EXERCISE: All lines of the material that contain "RELEASE" must be copied out.

========================

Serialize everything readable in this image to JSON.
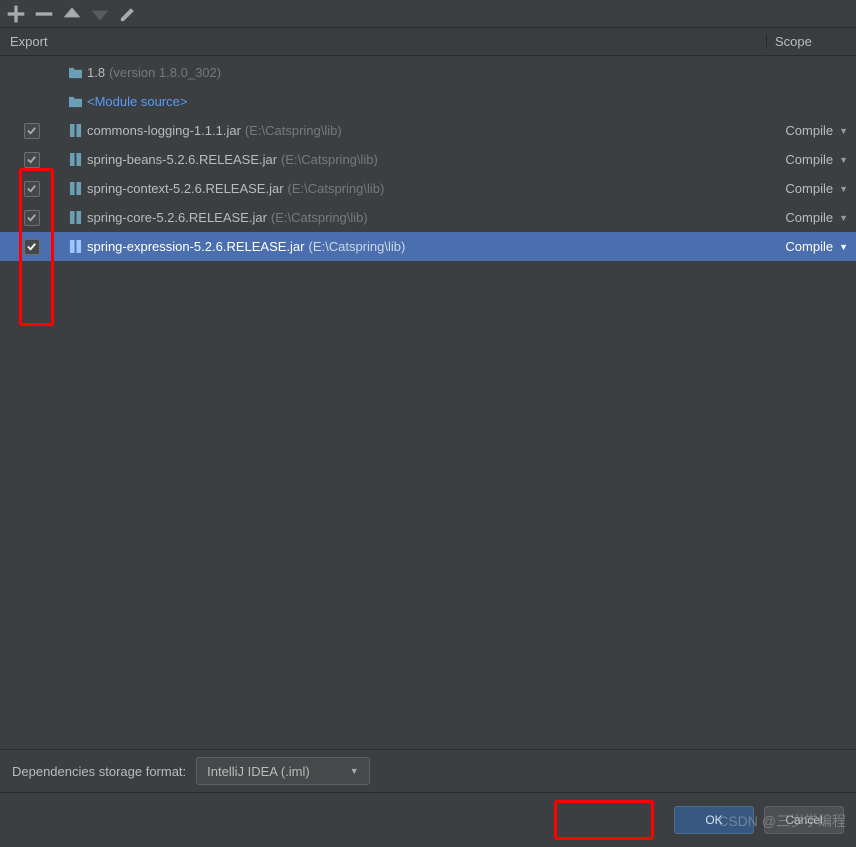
{
  "toolbar": {
    "add": "+",
    "remove": "−",
    "up": "▲",
    "down": "▼",
    "edit": "edit"
  },
  "columns": {
    "export": "Export",
    "scope": "Scope"
  },
  "jdk": {
    "name": "1.8",
    "version": "(version 1.8.0_302)"
  },
  "module_source": "<Module source>",
  "deps": [
    {
      "checked": true,
      "name": "commons-logging-1.1.1.jar",
      "path": "(E:\\Catspring\\lib)",
      "scope": "Compile",
      "selected": false
    },
    {
      "checked": true,
      "name": "spring-beans-5.2.6.RELEASE.jar",
      "path": "(E:\\Catspring\\lib)",
      "scope": "Compile",
      "selected": false
    },
    {
      "checked": true,
      "name": "spring-context-5.2.6.RELEASE.jar",
      "path": "(E:\\Catspring\\lib)",
      "scope": "Compile",
      "selected": false
    },
    {
      "checked": true,
      "name": "spring-core-5.2.6.RELEASE.jar",
      "path": "(E:\\Catspring\\lib)",
      "scope": "Compile",
      "selected": false
    },
    {
      "checked": true,
      "name": "spring-expression-5.2.6.RELEASE.jar",
      "path": "(E:\\Catspring\\lib)",
      "scope": "Compile",
      "selected": true
    }
  ],
  "storage": {
    "label": "Dependencies storage format:",
    "value": "IntelliJ IDEA (.iml)"
  },
  "buttons": {
    "ok": "OK",
    "cancel": "Cancel"
  },
  "watermark": "CSDN @三岁学编程"
}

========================

PROBLEM SOLUTION:
      "name": "spring-beans-5.2.6.RELEASE.jar",
      "name": "spring-context-5.2.6.RELEASE.jar",
      "name": "spring-core-5.2.6.RELEASE.jar",
      "name": "spring-expression-5.2.6.RELEASE.jar",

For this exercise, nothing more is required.